• _Your task_
Restate the records underneath, keeping each one exactly the same.

• _Given information_
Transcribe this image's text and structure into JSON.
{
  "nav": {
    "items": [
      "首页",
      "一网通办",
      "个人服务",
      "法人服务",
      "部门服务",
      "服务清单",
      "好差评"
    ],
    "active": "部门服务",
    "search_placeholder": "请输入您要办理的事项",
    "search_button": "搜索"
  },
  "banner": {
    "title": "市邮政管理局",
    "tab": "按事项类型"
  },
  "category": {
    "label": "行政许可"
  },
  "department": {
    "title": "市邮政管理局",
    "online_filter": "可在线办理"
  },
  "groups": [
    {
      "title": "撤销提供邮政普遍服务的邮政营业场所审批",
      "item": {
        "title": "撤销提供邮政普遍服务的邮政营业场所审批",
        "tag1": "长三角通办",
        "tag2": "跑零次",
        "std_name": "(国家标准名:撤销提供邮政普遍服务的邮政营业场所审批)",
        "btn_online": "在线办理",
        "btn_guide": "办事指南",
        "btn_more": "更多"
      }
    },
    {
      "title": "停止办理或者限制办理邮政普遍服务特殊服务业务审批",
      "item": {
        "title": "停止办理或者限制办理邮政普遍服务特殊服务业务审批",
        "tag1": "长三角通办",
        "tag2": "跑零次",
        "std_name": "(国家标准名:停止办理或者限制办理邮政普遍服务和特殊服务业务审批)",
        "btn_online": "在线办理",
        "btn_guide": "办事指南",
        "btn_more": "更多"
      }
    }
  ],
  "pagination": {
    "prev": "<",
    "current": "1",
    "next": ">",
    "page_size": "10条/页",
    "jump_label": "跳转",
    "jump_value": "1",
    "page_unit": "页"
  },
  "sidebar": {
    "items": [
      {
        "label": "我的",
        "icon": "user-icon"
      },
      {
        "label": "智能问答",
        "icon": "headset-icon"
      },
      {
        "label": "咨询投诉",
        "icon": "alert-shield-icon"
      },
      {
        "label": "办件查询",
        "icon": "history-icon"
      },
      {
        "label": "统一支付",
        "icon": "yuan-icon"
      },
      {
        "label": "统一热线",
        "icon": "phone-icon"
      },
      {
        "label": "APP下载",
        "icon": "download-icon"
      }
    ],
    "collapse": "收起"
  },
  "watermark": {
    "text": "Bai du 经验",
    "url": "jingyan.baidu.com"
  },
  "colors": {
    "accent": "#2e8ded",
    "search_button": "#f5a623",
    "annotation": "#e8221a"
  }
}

• _Response_
Transcribe this image's text and structure into JSON.
{
  "nav": {
    "items": [
      "首页",
      "一网通办",
      "个人服务",
      "法人服务",
      "部门服务",
      "服务清单",
      "好差评"
    ],
    "active": "部门服务",
    "search_placeholder": "请输入您要办理的事项",
    "search_button": "搜索"
  },
  "banner": {
    "title": "市邮政管理局",
    "tab": "按事项类型"
  },
  "category": {
    "label": "行政许可"
  },
  "department": {
    "title": "市邮政管理局",
    "online_filter": "可在线办理"
  },
  "groups": [
    {
      "title": "撤销提供邮政普遍服务的邮政营业场所审批",
      "item": {
        "title": "撤销提供邮政普遍服务的邮政营业场所审批",
        "tag1": "长三角通办",
        "tag2": "跑零次",
        "std_name": "(国家标准名:撤销提供邮政普遍服务的邮政营业场所审批)",
        "btn_online": "在线办理",
        "btn_guide": "办事指南",
        "btn_more": "更多"
      }
    },
    {
      "title": "停止办理或者限制办理邮政普遍服务特殊服务业务审批",
      "item": {
        "title": "停止办理或者限制办理邮政普遍服务特殊服务业务审批",
        "tag1": "长三角通办",
        "tag2": "跑零次",
        "std_name": "(国家标准名:停止办理或者限制办理邮政普遍服务和特殊服务业务审批)",
        "btn_online": "在线办理",
        "btn_guide": "办事指南",
        "btn_more": "更多"
      }
    }
  ],
  "pagination": {
    "prev": "<",
    "current": "1",
    "next": ">",
    "page_size": "10条/页",
    "jump_label": "跳转",
    "jump_value": "1",
    "page_unit": "页"
  },
  "sidebar": {
    "items": [
      {
        "label": "我的",
        "icon": "user-icon"
      },
      {
        "label": "智能问答",
        "icon": "headset-icon"
      },
      {
        "label": "咨询投诉",
        "icon": "alert-shield-icon"
      },
      {
        "label": "办件查询",
        "icon": "history-icon"
      },
      {
        "label": "统一支付",
        "icon": "yuan-icon"
      },
      {
        "label": "统一热线",
        "icon": "phone-icon"
      },
      {
        "label": "APP下载",
        "icon": "download-icon"
      }
    ],
    "collapse": "收起"
  },
  "watermark": {
    "text": "Bai du 经验",
    "url": "jingyan.baidu.com"
  },
  "colors": {
    "accent": "#2e8ded",
    "search_button": "#f5a623",
    "annotation": "#e8221a"
  }
}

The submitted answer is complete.